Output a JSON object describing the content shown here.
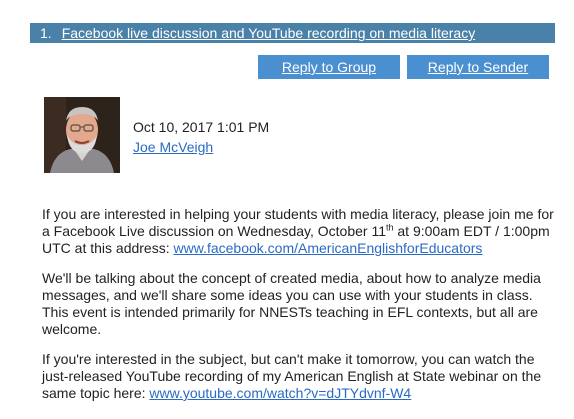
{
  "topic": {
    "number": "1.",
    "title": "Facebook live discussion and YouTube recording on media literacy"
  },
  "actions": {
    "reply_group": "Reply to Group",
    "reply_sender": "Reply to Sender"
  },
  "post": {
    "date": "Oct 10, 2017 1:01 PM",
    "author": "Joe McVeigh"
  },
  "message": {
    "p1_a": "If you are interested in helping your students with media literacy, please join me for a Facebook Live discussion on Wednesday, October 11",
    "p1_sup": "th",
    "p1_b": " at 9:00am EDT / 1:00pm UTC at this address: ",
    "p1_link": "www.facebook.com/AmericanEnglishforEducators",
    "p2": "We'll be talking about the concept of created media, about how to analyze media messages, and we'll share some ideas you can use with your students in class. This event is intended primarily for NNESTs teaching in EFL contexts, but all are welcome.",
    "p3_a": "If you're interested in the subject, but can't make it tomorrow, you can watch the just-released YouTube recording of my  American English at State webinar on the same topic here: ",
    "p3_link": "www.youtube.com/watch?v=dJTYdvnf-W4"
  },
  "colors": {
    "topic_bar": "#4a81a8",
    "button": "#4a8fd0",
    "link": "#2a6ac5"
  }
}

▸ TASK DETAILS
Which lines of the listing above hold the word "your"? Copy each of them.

▸ COMPLETED EXERCISE
    "p1_a": "If you are interested in helping your students with media literacy, please join me for a Facebook Live discussion on Wednesday, October 11",
    "p2": "We'll be talking about the concept of created media, about how to analyze media messages, and we'll share some ideas you can use with your students in class. This event is intended primarily for NNESTs teaching in EFL contexts, but all are welcome.",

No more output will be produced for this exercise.